Segment Start: WORKING DATA

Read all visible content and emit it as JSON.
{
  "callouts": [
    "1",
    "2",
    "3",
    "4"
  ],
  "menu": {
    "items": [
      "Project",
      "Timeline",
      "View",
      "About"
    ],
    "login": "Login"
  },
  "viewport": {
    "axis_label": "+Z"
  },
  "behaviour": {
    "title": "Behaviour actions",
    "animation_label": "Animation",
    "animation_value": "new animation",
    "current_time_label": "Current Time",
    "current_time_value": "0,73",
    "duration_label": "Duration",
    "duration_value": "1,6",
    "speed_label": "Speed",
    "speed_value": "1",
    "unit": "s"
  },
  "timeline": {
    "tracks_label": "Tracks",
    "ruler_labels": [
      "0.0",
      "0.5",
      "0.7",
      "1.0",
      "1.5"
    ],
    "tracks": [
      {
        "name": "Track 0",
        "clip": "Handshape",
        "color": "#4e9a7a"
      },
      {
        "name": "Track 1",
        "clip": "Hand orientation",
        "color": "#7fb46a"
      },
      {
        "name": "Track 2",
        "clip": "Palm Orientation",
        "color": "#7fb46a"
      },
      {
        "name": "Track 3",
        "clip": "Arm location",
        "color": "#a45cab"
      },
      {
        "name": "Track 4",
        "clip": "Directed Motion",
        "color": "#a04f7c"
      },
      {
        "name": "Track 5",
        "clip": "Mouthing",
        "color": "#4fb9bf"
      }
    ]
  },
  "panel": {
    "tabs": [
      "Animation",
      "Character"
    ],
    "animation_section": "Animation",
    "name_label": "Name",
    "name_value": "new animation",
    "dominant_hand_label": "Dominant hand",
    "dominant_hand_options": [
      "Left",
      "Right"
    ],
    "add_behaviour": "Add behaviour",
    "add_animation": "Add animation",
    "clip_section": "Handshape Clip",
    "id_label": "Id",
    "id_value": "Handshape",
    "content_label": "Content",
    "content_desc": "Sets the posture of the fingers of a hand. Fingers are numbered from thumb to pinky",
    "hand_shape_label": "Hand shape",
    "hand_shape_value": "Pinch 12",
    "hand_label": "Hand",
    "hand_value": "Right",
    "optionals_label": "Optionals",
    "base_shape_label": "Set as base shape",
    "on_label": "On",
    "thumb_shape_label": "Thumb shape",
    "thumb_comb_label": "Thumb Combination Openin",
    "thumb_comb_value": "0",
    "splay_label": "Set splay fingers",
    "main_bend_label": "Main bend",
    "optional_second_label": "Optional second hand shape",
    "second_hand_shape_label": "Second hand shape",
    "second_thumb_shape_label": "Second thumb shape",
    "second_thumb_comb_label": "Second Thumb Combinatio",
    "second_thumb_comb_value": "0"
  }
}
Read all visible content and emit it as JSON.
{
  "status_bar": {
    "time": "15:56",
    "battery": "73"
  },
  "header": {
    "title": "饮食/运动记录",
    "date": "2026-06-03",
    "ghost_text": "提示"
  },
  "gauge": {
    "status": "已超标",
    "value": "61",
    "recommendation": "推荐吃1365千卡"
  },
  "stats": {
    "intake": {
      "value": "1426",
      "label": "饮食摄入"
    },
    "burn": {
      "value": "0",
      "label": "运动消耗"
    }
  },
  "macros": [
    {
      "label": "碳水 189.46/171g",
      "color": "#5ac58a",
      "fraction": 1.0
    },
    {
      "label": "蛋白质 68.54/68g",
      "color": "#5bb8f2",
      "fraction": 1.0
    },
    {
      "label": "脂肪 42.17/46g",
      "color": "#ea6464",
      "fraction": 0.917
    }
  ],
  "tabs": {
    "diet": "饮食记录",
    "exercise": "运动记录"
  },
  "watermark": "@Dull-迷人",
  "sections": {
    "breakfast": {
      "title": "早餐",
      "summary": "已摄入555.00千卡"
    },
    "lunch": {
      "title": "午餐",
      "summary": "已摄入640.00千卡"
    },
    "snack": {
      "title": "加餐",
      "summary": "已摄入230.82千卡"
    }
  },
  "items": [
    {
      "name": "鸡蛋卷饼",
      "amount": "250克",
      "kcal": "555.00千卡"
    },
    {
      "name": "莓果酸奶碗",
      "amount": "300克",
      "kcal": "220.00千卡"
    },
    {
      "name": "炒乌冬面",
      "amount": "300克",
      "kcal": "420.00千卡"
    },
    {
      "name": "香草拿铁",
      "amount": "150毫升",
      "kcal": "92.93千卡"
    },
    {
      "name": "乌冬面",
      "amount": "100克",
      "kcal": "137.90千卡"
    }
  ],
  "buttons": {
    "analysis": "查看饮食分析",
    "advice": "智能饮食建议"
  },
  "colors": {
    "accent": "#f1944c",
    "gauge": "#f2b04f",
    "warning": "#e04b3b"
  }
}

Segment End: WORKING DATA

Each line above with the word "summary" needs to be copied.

TASK SOLUTION:
      "summary": "已摄入555.00千卡"
      "summary": "已摄入640.00千卡"
      "summary": "已摄入230.82千卡"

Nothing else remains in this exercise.